For Darkness Shows the Stars by Diana Peterfreund
My rating: 4.5 of 5 stars
For Darkness Shows the Stars was a pleasant surprise for me. I read the summary and thought it sounded interesting but I got more than I expected. Yes, this story is about the relationship that develops between the two main characters but it is also about prejudice and slavery and includes a sci-fi twist that includes genetic enhancements.
Elliot and Kai were born on the same day but in very different worlds. Elliot is the daughter of Baron North and a Luddite. Kai is the son of the mechanic on the North farm. He is also what some call a COR or Post. The Luddites believe The Reduction occurred when they challenged God and thought they could engineer certain things better. The structure of society on a Luddite farm is one where the Luddites were typically living a leisurely life and the Posts and the Reduced were those doing and/or managing the work.
In the case of the North farm, the difference is that Elliot was largely involved in the day to day workings of the farm. Her father, the Baron, was never raised to run the farm and is really only concerned about what he wants versus what is right for the farm and the Reduced/Posts that work and live there. This is what leads Elliot to experiment with wheat and attempt to make a better version that will help her sustain her farm – unfortunately her father makes the decision to plow it over to create a horse track. While Elliot is wondering what she will do to make ends meet, her father has received a letter from the Admiral of the Cloud Fleet proposing the rental of her grandfather’s shipyard and home. She latches on to this opportunity to help out the family financially and once the Cloud Fleet gets to the farm, we (along with Elliot) find out what happened to Kai.

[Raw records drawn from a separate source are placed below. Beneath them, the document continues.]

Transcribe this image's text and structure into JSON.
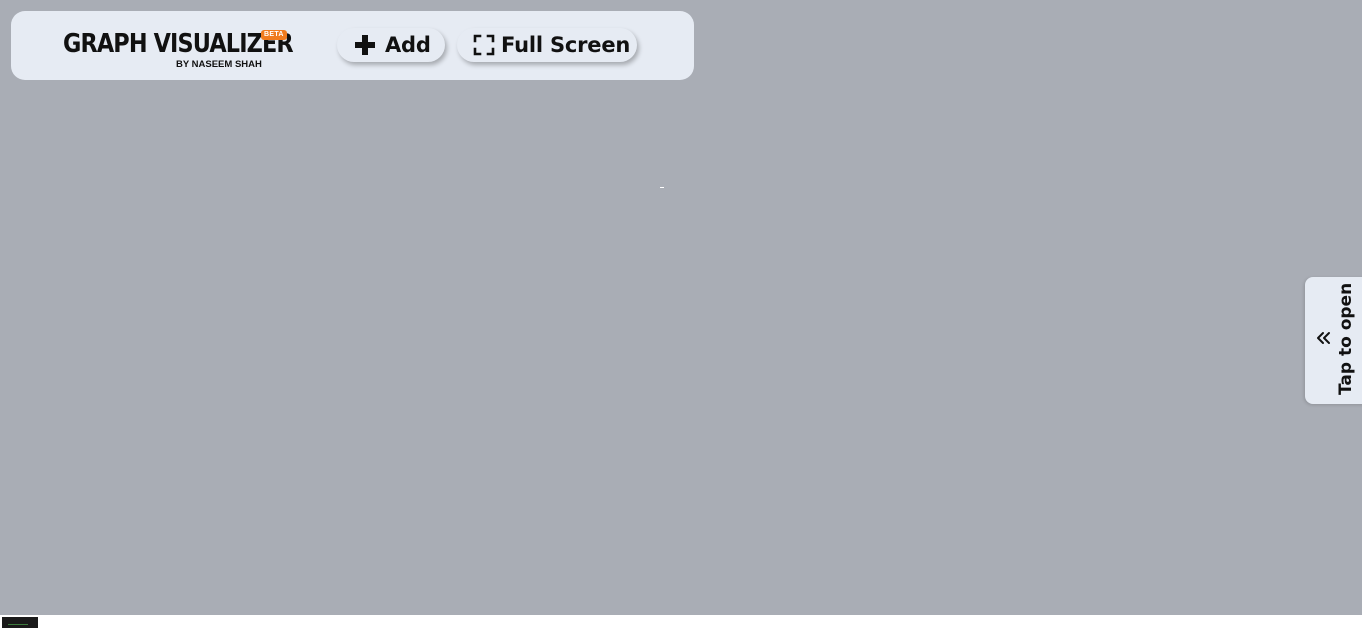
{
  "brand": {
    "title": "GRAPH VISUALIZER",
    "subtitle": "BY NASEEM SHAH",
    "badge": "BETA"
  },
  "toolbar": {
    "add_label": "Add",
    "add_icon": "plus-icon",
    "fullscreen_label": "Full Screen",
    "fullscreen_icon": "expand-icon"
  },
  "side_panel": {
    "label": "Tap to open",
    "icon": "double-chevron-left-icon"
  },
  "colors": {
    "canvas": "#a9adb5",
    "panel": "#e6ebf3",
    "badge": "#f07b1e",
    "text": "#111111"
  }
}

I loved seeing the relationship/friendship develop between Elliot and Kai through their letters. It is clear Elliot questions everything not only because she wants to understand but also because her closest friends are a Post and a Reduced. As she continues to get older, it is clear she feels the weight of what it means to be responsible for those at the farm. Because of this, when Kai decides he is going to leave, she makes the decision to not go with him. When Kai returns as Malachai as one of the Captains of the Cloud Fleet, it is clear there was a miscommunication. Kai felt her letter was pointing out their differences in class and she was implying she was better than him when really she was trying to communicate that she couldn’t abandon the people she felt responsible for because she dreamed of something more.
The anger that Kai had toward Elliot in the beginning was tough to read, mostly because I was able to see how much it hurt her as well as how much she wished things were different for them. Once things start to become clear not only between Elliot and Kai but also what secrets they hide, the story starts to move along. Through a twist of fate, Elliot is given the Boatwright property when her grandfather dies and this is one of the catalysts that change everything for her. At the same time, Elliot and her sister Tatiana come to a sort of agreement that will allow Elliot the freedom to care for the farm and those who live there as she sees fit while Tatiana and their father are free to live in Channel City with no responsibility.
The characters are what made this story for me. Don’t get me wrong, I loved the story too but I think that if I didn’t get to know Kai and Elliot as well as I did through the letters they exchanged I might have been less invested in how this ended up. I also enjoyed the secondary characters as well. From Andromeda and Felicia to Dee and Ro, they all added to the overall story…even those I disliked (Baron North/Benedict).
I won’t give anything away but the ending was perfect and the final letter gets all the sighs from me.
Now I have to admit (and don’t judge me), I have never read Persuasion but I just might after reading this book. With that said, I don’t think you need to have read it to appreciate this book. I will be recommending this to anyone and everyone. I loved it and I think even those that don’t really appreciate the sci-fi aspect will enjoy this as it is about so much more.